The significant awards and honors that Sam Langford received are as follows.
- Middleweight Champion (Wales)
- Heavyweight Champion (England, Mexico, Spain)
- Colored World Heavy Weight Champion (1910)
- International Boxing Hall of Fame (1990)
- The Ring Boxing Hall of Fame (1955)
- Nova Scotia’s Sports Hall of Fame (1955)
- Canada’s Sports Hall of Fame (1955)
- Nova Scotia’s top male athlete of the 20th century (1999)
- No. 2 on Ring Magazines ‘Top 100 punchers of all time’
- Boxer of the half-century (Canadian Press)
Furthermore, Langford continues to be remembered for all he has achieved in his career, even after his death. In his memory, a plaque was erected in his birthplace Weymouth Falls, Nova Scotia, in 1972.
Additionally, in 1986, his grave was given a headstone in Cambridge, Massachusetts. Also, a one-hour-long drama was written by Charles Sanders, depicting the life of Sam Langford.
End of Career and Blindness
The series of tragic events in the life of Sam Langford continued in his fight with Fred Fulton on June 19, 1917. A punch to the head from Fulton resulted in visual impairment for Langford.
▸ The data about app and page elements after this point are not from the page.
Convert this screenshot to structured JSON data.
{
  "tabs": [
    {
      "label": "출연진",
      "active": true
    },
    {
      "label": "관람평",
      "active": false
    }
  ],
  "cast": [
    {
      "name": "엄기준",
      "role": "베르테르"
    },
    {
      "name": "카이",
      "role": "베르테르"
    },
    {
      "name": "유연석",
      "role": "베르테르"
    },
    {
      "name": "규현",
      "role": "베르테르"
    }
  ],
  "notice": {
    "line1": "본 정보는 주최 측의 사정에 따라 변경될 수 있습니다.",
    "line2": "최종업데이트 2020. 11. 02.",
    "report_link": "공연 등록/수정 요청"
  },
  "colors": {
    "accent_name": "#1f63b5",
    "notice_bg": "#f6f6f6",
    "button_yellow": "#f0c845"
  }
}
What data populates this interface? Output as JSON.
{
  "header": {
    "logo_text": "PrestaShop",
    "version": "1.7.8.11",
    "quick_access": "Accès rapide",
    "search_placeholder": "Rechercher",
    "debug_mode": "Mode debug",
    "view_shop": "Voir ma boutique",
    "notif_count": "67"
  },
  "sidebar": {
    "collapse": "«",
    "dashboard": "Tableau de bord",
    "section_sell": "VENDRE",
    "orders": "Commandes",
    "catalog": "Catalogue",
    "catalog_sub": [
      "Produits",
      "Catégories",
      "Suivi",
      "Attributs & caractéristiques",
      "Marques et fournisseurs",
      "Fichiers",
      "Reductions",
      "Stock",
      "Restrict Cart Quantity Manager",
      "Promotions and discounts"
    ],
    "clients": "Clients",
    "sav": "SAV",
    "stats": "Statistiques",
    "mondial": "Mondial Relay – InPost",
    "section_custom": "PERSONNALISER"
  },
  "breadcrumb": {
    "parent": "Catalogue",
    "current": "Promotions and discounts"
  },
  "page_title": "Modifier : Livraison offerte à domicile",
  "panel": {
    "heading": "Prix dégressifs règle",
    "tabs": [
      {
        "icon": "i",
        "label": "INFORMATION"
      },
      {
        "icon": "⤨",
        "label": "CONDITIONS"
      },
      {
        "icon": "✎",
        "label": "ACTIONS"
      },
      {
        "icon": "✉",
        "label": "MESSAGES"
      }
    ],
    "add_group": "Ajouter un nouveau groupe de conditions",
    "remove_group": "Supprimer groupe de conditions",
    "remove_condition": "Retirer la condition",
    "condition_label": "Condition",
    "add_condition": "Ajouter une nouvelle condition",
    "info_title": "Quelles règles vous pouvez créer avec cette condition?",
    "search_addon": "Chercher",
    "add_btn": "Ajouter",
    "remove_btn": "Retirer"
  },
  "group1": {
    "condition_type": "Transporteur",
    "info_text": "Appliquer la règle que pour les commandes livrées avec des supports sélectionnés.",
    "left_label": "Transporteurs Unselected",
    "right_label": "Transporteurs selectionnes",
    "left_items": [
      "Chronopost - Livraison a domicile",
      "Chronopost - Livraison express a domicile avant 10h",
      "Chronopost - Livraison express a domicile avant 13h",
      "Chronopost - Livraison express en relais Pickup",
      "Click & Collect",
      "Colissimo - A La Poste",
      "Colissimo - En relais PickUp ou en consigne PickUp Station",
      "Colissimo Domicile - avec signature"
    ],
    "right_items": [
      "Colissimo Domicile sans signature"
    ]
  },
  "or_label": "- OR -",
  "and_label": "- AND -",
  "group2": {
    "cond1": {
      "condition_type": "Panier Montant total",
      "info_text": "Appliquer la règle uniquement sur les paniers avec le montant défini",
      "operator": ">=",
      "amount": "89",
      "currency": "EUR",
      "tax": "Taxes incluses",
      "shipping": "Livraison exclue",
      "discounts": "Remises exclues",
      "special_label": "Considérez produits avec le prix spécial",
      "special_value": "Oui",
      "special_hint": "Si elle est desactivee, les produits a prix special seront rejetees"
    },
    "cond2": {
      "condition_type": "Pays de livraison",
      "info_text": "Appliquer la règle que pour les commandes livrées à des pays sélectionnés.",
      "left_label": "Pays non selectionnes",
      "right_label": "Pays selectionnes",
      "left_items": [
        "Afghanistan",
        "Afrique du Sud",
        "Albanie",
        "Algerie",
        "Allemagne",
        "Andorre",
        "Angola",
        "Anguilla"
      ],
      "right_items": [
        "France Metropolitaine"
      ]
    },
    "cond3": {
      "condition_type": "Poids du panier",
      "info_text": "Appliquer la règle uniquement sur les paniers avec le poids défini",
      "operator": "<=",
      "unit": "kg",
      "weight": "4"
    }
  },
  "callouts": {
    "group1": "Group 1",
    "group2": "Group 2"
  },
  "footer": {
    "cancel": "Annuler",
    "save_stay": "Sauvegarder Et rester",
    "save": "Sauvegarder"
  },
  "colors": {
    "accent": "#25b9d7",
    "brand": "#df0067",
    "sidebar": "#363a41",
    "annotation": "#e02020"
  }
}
Despite the visual impairment, Sam continued his boxing career. Surprisingly, in 1923, Langford was able to win the Mexican Heavyweight Championship despite needing help to find the ring due to his growing blindness.
However, his visual impairment kept growing over time, but Langford continued his boxing because he needed money. His last match was in 1926, which was called off during the first round because Langford could not see his opponent. After his final fight, Sam Langford left the ring forever and virtually disappeared from the public eye.
Life After Boxing
It was not until 1944 that the information about the former boxing phenomenon was out. Al Laney, an aspiring journalist, set out to find Langford so the new generation of fans could learn about his story.
Sadly, Sam Langford lived in poverty in Harlem, New York, and was completely blind. However, when Al’s article was published, a trust fund was established, which paid for his eye surgery and provided a source of income for the veteran boxer.
According to the reports, Langford had 20 cents in his pockets when Laney found him. Additionally, a few dollars that he received from a foundation for the blind were his only income. Plus, with no relatives or a life partner, Langford used to spend his time alone in his dark bedroom with only an old radio for company.
Sam became the first non-champion to be inducted into Canada’s Sports Hall of Fame in 1955. Afterward, he died aged 70 the following year.